“Bonnie St. John lost her right leg at five years old to a bone disorder.She jokingly refers to herself as a one -legged African American girl from San Diego with no money and no snow who to took up skiing.
As a black woman with one leg, she’s faced more hurdles than most. She’s survived child sexual abuse, family dysfunction, divorce, race and gender discrimination and navigating the world on an artificial limb.
Once Bonnie was speaking at a conference in Worcester, Massachusetts. She wore a skirt and as close to heels as she could while wearing a titanium leg.
“You want to see a miracle?” she asked the crowd.
She walked across the stage. The audience went wild with applause.
Bonnie often goes to hospitals to visit patients and give talks to people who are facing obstacles that seem insurmountable like hers once did. She met one mother whose 13-year-old son had been horribly burned on his face and arms. The mother turned to Bonnie and asked, “Will my son ever live a normal life?”
“No,” Bonnie said. “He should aim higher.”
This story reminded me that one should always aim higher and that impossible is merely a word to describe the degree of difficulty.

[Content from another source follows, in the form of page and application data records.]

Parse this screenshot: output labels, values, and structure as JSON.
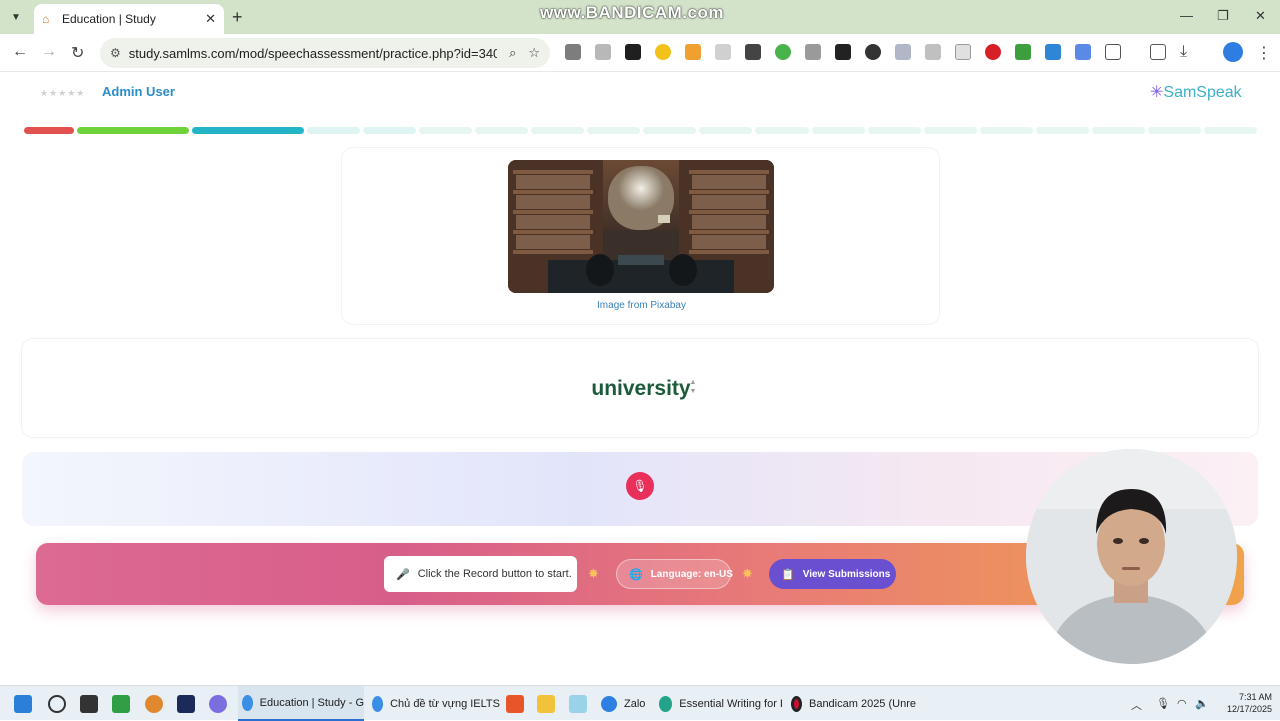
{
  "browser": {
    "tab_title": "Education | Study",
    "url": "study.samlms.com/mod/speechassessment/practice.php?id=340&...",
    "watermark": "www.BANDICAM.com"
  },
  "header": {
    "user_name": "Admin User",
    "stars": "★★★★★",
    "logo_text": "SamSpeak",
    "logo_mark": "✳"
  },
  "progress": {
    "completed_segments": 3,
    "total_segments": 20
  },
  "image_card": {
    "caption": "Image from Pixabay"
  },
  "word_card": {
    "word": "university"
  },
  "status_bar": {
    "hint": "Click the Record button to start.",
    "language": "Language: en-US",
    "view_submissions": "View Submissions"
  },
  "taskbar": {
    "apps": [
      {
        "label": "Education | Study - G"
      },
      {
        "label": "Chủ đề từ vựng IELTS"
      },
      {
        "label": "Zalo"
      },
      {
        "label": "Essential Writing for I"
      },
      {
        "label": "Bandicam 2025 (Unre"
      }
    ],
    "time": "7:31 AM",
    "date": "12/17/2025"
  },
  "colors": {
    "accent_blue": "#2b8dc8",
    "word_green": "#1d5a3a",
    "record_red": "#e8305a",
    "view_purple": "#6a4fd0"
  }
}
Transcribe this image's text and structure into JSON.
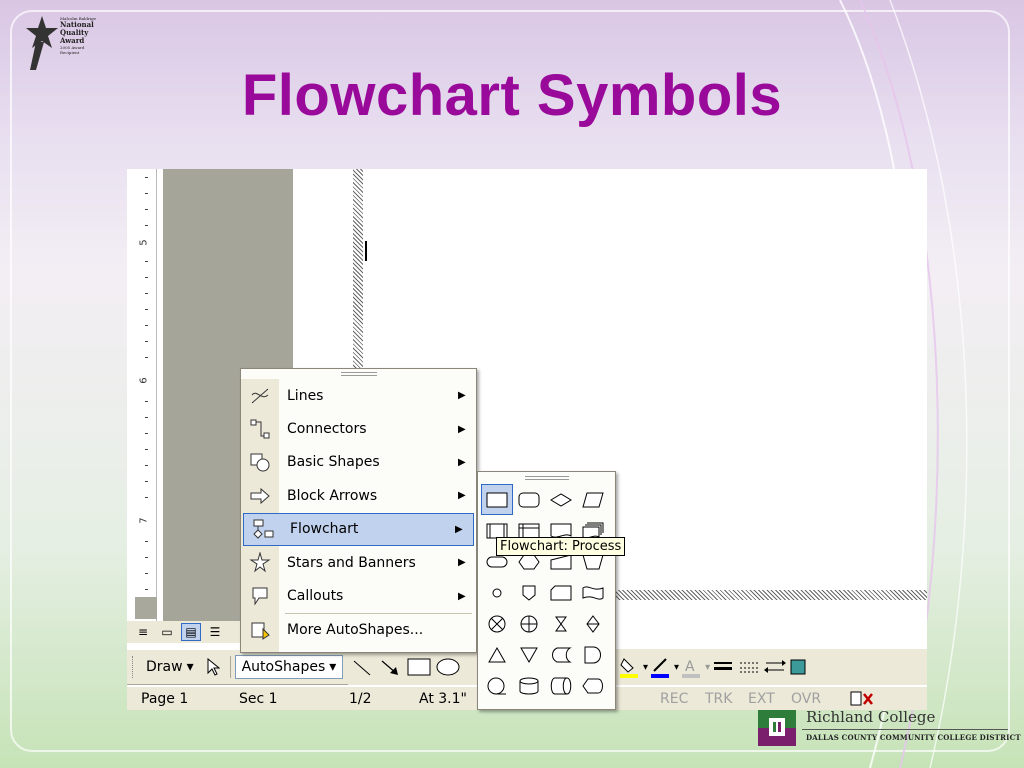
{
  "slide": {
    "title": "Flowchart Symbols"
  },
  "award_logo": {
    "lines": [
      "National",
      "Quality",
      "Award"
    ],
    "small_top": "Malcolm Baldrige",
    "small_bottom": "2005 Award Recipient"
  },
  "ruler": {
    "numbers": [
      "5",
      "6",
      "7"
    ]
  },
  "autoshapes_menu": {
    "items": [
      {
        "label": "Lines",
        "icon": "lines-icon",
        "has_submenu": true
      },
      {
        "label": "Connectors",
        "icon": "connectors-icon",
        "has_submenu": true
      },
      {
        "label": "Basic Shapes",
        "icon": "basic-shapes-icon",
        "has_submenu": true
      },
      {
        "label": "Block Arrows",
        "icon": "block-arrows-icon",
        "has_submenu": true
      },
      {
        "label": "Flowchart",
        "icon": "flowchart-icon",
        "has_submenu": true,
        "selected": true
      },
      {
        "label": "Stars and Banners",
        "icon": "stars-banners-icon",
        "has_submenu": true
      },
      {
        "label": "Callouts",
        "icon": "callouts-icon",
        "has_submenu": true
      },
      {
        "label": "More AutoShapes...",
        "icon": "more-autoshapes-icon",
        "has_submenu": false
      }
    ]
  },
  "flowchart_submenu": {
    "selected_shape": "Process",
    "tooltip": "Flowchart: Process"
  },
  "draw_toolbar": {
    "draw_label": "Draw",
    "autoshapes_label": "AutoShapes"
  },
  "status_bar": {
    "page": "Page 1",
    "section": "Sec 1",
    "page_of": "1/2",
    "at": "At 3.1\"",
    "rec": "REC",
    "trk": "TRK",
    "ext": "EXT",
    "ovr": "OVR"
  },
  "college": {
    "name": "Richland College",
    "district": "DALLAS COUNTY COMMUNITY COLLEGE DISTRICT"
  },
  "colors": {
    "title": "#9a0a9a",
    "menu_highlight": "#c1d2ee",
    "menu_highlight_border": "#316ac5",
    "toolbar_bg": "#ece9d8"
  }
}
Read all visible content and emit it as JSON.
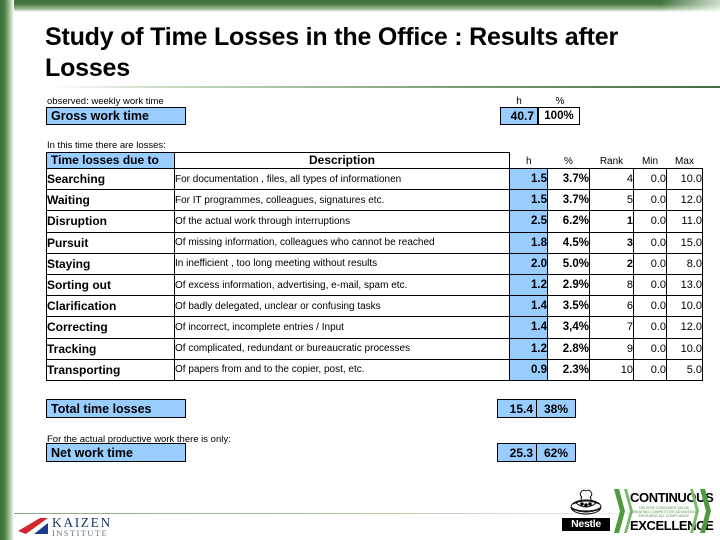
{
  "slide": {
    "title": "Study of Time Losses in the Office : Results after Losses"
  },
  "gross": {
    "caption": "observed: weekly work time",
    "label": "Gross work time",
    "head_h": "h",
    "head_pct": "%",
    "hours": "40.7",
    "percent": "100%"
  },
  "losses_caption": "In this time there are losses:",
  "table": {
    "headers": {
      "category": "Time losses due to",
      "description": "Description",
      "h": "h",
      "pct": "%",
      "rank": "Rank",
      "min": "Min",
      "max": "Max"
    },
    "rows": [
      {
        "category": "Searching",
        "description": "For documentation , files, all types of informationen",
        "h": "1.5",
        "pct": "3.7%",
        "rank": "4",
        "min": "0.0",
        "max": "10.0"
      },
      {
        "category": "Waiting",
        "description": "For IT programmes, colleagues, signatures etc.",
        "h": "1.5",
        "pct": "3.7%",
        "rank": "5",
        "min": "0.0",
        "max": "12.0"
      },
      {
        "category": "Disruption",
        "description": "Of the actual work through interruptions",
        "h": "2.5",
        "pct": "6.2%",
        "rank": "1",
        "min": "0.0",
        "max": "11.0"
      },
      {
        "category": "Pursuit",
        "description": "Of missing information, colleagues who cannot be reached",
        "h": "1.8",
        "pct": "4.5%",
        "rank": "3",
        "min": "0.0",
        "max": "15.0"
      },
      {
        "category": "Staying",
        "description": "In inefficient , too long meeting without results",
        "h": "2.0",
        "pct": "5.0%",
        "rank": "2",
        "min": "0.0",
        "max": "8.0"
      },
      {
        "category": "Sorting out",
        "description": "Of excess information, advertising, e-mail, spam etc.",
        "h": "1.2",
        "pct": "2.9%",
        "rank": "8",
        "min": "0.0",
        "max": "13.0"
      },
      {
        "category": "Clarification",
        "description": "Of badly delegated, unclear or confusing tasks",
        "h": "1.4",
        "pct": "3.5%",
        "rank": "6",
        "min": "0.0",
        "max": "10.0"
      },
      {
        "category": "Correcting",
        "description": "Of incorrect, incomplete entries / Input",
        "h": "1.4",
        "pct": "3,4%",
        "rank": "7",
        "min": "0.0",
        "max": "12.0"
      },
      {
        "category": "Tracking",
        "description": "Of complicated, redundant or bureaucratic processes",
        "h": "1.2",
        "pct": "2.8%",
        "rank": "9",
        "min": "0.0",
        "max": "10.0"
      },
      {
        "category": "Transporting",
        "description": "Of papers from and to the copier, post, etc.",
        "h": "0.9",
        "pct": "2.3%",
        "rank": "10",
        "min": "0.0",
        "max": "5.0"
      }
    ]
  },
  "total": {
    "label": "Total time losses",
    "hours": "15.4",
    "percent": "38%"
  },
  "net": {
    "caption": "For the actual productive work there is only:",
    "label": "Net work time",
    "hours": "25.3",
    "percent": "62%"
  },
  "footer": {
    "kaizen_name": "KAIZEN",
    "kaizen_sub": "INSTITUTE",
    "nestle_word": "Nestle",
    "ce_top": "CONTINUOUS",
    "ce_bottom": "EXCELLENCE",
    "ce_microtext": "DELIVER CONSUMER VALUE CREATING COMPETITIVE ADVANTAGE ENGAGING ALL COMPLIANCE"
  },
  "colors": {
    "accent_blue": "#99ccff",
    "frame_green": "#3f703a"
  }
}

 Regina Brett, Be the Miracle, 50 Lessons for Making the Impossible Possible, Grand Central Publishing, 2012, p208
Until next time, remember,
You are not alone.
You are not your circumstances.
You have everything within you to live a purpose-filled life.